I hear you, but I use to hire a lot of workers. I had a hard time finding people who didn't mind getting their hands dirty, and who had some mechanical aptitude. Yet, for the workers I was hiring, those skill sets would pay 30-50% more than a basic laborer.
First job as an engineer out of college I was walking the production line. One of the cute workers called me over and said her machine was not working right. I had never seen the machine before, she was just trying to flirt with the new engineer probably. I asked for an allen wrench, made an adjustment, checked it out, made a further adjustment, and then the machine started making good parts. The worker and all the other ladies around her were shocked that I could figure out something I had never seen before so quickly.

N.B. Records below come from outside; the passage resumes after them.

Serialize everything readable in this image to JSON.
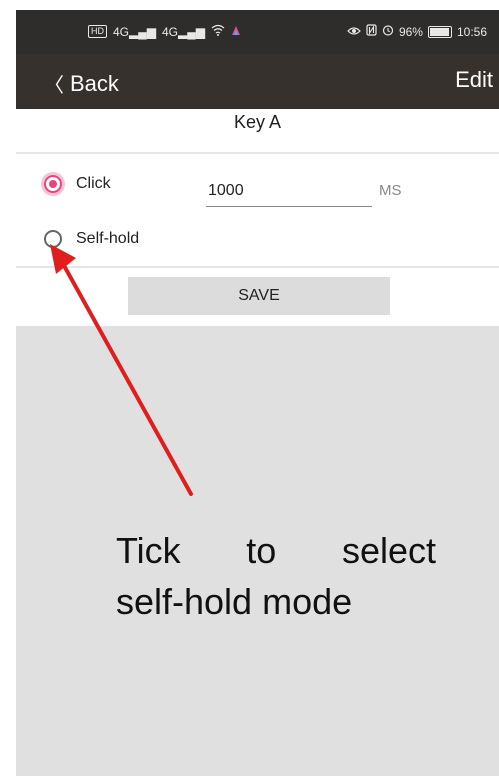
{
  "status_bar": {
    "left_icons": [
      "hd-icon",
      "signal-icon",
      "signal-icon",
      "wifi-icon",
      "app-icon"
    ],
    "hd_text": "HD",
    "signal1_text": "4G",
    "signal2_text": "4G",
    "battery_percent": "96%",
    "battery_level": 0.96,
    "time": "10:56"
  },
  "nav": {
    "back_label": "Back",
    "edit_label": "Edit"
  },
  "page": {
    "title": "Key A"
  },
  "options": {
    "click": {
      "label": "Click",
      "selected": true
    },
    "self_hold": {
      "label": "Self-hold",
      "selected": false
    }
  },
  "duration": {
    "value": "1000",
    "unit": "MS"
  },
  "save": {
    "label": "SAVE"
  },
  "annotation": {
    "line1": "Tick to select",
    "line2": "self-hold mode",
    "arrow_color": "#e01e1e"
  },
  "colors": {
    "accent": "#e4467c",
    "nav_bg": "#37312e",
    "content_bg": "#e0e0e0"
  }
}
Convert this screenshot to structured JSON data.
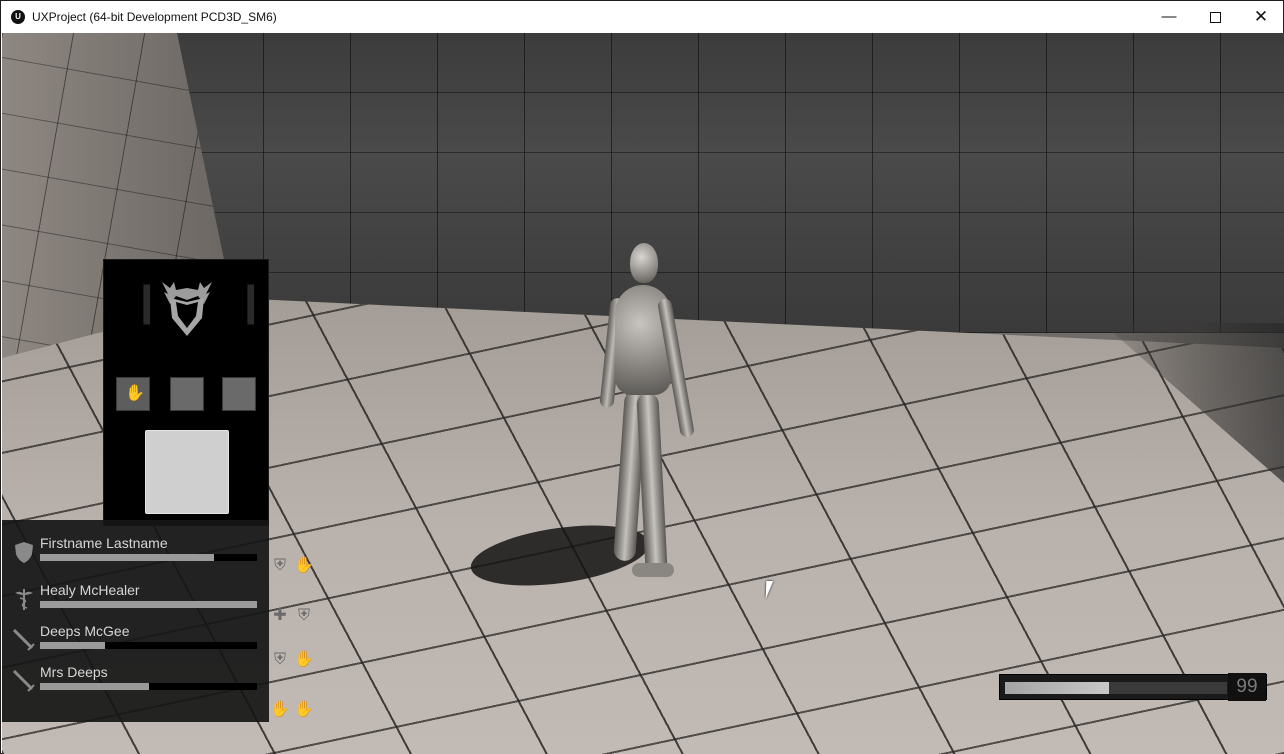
{
  "window": {
    "title": "UXProject (64-bit Development PCD3D_SM6)",
    "app_icon": "unreal-engine-logo",
    "controls": {
      "minimize": "—",
      "close": "✕"
    }
  },
  "ability_panel": {
    "crest_icon": "winged-shield-icon",
    "slots": [
      {
        "icon": "hand-icon",
        "filled": true
      },
      {
        "icon": "empty-slot",
        "filled": false
      },
      {
        "icon": "empty-slot",
        "filled": false
      }
    ],
    "primary_slot": {
      "filled": false
    }
  },
  "party": {
    "members": [
      {
        "name": "Firstname Lastname",
        "class_icon": "shield-icon",
        "health": 0.8,
        "buffs": [
          "shield-buff-icon",
          "hand-buff-icon"
        ]
      },
      {
        "name": "Healy McHealer",
        "class_icon": "caduceus-icon",
        "health": 1.0,
        "buffs": [
          "cross-buff-icon",
          "shield-buff-icon"
        ]
      },
      {
        "name": "Deeps McGee",
        "class_icon": "sword-icon",
        "health": 0.3,
        "buffs": [
          "shield-buff-icon",
          "hand-buff-icon"
        ]
      },
      {
        "name": "Mrs Deeps",
        "class_icon": "sword-icon",
        "health": 0.5,
        "buffs": [
          "hand-buff-icon",
          "hand-buff-icon"
        ]
      }
    ]
  },
  "resource_meter": {
    "fill": 0.47,
    "count": "99"
  },
  "colors": {
    "panel_bg": "#000000",
    "party_bg": "#161616",
    "bar_fill": "#9a9a9a"
  }
}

The downside to that story, though I never got dinged for it: No telling how many rules I broke in that union shop making that adjustment.
Part of the issues we have with finding good workers to build our trucks is this same issue: No one learns these skillsets as a young person. How many of you had an Erector Set growing up? Legos do not teach the same skillsets as an Erector Set.
Logical progression of mechanical aptitude: Legos, erector set, bicycle, lawnmower, mini-bike, Mom's Mercury Comet, new GM product. Oh yeah, steam turbines, superabrasive grinding machines, and laser target designators for the F18. .